- Easy setup
- Easy to reload changes
- Template inheritance for easy configuration
- Configuration by text editor
- Primarily for fault detection, limited performance tracking
There seem to be a number of fancy ways to get Windows machines to send their Events to a syslog server, but for downright simplicity, I chose evtsys from the Purdue Engineering Computer Network. To make it even easier, I added a silent installer on top of it using NSIS so we could deploy through our systems management tools.
Today I figured out how to check the various stats that are gathered by Zenoss. Took me a little while to figure out just what it does out of the box, how to turn on the rest, and where to look to see the pretty graphs.
I may have finally found the perfect monitor solution for my network: Zenoss. I have been using Nagios + Cacti + Smokeping for quite a while now. It works, but it's not integrated, and for many services, I'm running 2-3 checks. Running those every 5-10 minutes generates a tremendous amount of traffic (during the last 2 weeks, the monitor station has caused 20% of all traffic crossing the primary firewall!). The closest all-in-one I'd found previously was OpenNMS, which is so difficult to really understand and manage well, and so didn't fit my needs.
I've started helping out on Qunu. It's a great little service that matches experts with help-seekers, using IM for real-time chat instead of email, providing a much quicker and better solution to their problems than Usenet or Googling could.
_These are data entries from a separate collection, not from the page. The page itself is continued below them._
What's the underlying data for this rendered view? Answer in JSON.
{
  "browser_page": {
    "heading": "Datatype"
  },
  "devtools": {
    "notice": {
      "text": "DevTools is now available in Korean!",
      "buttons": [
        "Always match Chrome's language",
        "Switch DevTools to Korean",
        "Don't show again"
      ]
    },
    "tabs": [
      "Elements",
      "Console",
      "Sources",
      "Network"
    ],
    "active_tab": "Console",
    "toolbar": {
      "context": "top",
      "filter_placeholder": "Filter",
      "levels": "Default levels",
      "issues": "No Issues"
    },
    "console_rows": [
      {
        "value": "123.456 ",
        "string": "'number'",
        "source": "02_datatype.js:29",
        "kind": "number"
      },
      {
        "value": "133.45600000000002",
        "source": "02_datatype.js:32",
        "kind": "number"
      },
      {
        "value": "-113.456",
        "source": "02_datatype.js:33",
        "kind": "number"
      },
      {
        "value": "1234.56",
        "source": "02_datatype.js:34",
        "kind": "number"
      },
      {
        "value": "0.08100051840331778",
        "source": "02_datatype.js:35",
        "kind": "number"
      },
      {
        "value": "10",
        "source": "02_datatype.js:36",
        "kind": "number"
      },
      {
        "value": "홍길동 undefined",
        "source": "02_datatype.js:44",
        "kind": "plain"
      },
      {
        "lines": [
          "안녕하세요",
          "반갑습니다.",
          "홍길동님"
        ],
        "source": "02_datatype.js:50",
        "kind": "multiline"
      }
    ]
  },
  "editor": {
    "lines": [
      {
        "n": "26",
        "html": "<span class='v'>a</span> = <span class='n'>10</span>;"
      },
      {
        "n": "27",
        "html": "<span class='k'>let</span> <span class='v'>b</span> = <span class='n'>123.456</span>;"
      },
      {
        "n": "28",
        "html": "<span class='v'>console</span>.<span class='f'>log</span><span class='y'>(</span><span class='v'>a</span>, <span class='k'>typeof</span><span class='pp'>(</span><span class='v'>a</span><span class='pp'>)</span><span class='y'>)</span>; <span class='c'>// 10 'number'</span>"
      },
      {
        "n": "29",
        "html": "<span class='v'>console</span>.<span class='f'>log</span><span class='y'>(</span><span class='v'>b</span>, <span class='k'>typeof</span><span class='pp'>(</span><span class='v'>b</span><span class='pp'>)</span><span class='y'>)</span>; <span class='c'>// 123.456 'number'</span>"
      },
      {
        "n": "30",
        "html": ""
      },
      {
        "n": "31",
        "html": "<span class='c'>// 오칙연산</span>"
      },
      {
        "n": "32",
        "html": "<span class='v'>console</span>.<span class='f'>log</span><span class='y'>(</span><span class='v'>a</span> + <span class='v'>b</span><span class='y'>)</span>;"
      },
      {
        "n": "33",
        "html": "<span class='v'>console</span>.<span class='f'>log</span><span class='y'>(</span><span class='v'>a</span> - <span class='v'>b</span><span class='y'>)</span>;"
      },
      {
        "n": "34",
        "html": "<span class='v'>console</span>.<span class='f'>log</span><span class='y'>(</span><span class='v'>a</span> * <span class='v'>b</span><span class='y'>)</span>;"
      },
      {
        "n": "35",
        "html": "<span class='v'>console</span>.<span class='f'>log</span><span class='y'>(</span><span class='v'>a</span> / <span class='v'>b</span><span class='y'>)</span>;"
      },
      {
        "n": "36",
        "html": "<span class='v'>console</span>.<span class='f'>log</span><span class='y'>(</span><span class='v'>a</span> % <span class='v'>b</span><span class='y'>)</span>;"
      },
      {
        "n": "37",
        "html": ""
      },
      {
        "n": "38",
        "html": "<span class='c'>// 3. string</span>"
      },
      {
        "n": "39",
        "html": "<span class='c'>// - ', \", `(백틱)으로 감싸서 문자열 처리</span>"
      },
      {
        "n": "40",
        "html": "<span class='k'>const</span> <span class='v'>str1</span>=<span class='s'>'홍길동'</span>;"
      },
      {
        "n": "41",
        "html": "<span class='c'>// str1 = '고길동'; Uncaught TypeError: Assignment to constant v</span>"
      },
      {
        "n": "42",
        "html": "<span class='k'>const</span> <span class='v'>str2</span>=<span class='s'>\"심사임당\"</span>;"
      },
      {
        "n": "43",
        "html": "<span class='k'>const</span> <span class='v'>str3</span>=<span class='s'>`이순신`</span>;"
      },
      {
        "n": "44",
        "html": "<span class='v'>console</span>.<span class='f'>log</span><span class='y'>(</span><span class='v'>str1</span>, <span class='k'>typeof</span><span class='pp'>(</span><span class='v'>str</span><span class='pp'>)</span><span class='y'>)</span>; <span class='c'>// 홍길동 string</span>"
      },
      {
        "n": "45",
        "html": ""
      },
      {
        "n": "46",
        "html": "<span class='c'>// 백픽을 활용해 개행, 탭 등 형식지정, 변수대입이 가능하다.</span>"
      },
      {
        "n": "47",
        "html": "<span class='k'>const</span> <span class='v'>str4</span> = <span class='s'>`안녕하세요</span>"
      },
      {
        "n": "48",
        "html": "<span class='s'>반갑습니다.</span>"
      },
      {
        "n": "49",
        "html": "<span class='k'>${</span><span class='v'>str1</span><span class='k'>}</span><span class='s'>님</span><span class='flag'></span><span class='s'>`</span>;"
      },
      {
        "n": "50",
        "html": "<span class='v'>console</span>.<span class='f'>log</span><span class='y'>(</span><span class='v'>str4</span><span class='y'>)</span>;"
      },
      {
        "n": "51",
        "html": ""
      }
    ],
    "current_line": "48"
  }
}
I just added their bot to my chat client (kopete, if you're curious), and can make myself available whenever I have downtime or a slow period. If someone needs help in an area that matches something in my profile, then Qunu asks if I want to help.
We started migrating from Frame Relay to MPLS this week. Decided to go with BGP routing during the turn-up, which sounded like it would be the easiest way. With traditional static routing, (I was told) our provider has to know about our network in order to get the packets to the right segment. With BGP, we manage our own routes and the provider's core doesn't have to be involved. Sounds perfect. I'm not a hardcore routing junkie, so it took a bit more effort than expected. But I did get it all figured out, and hope this will help someone else in the future.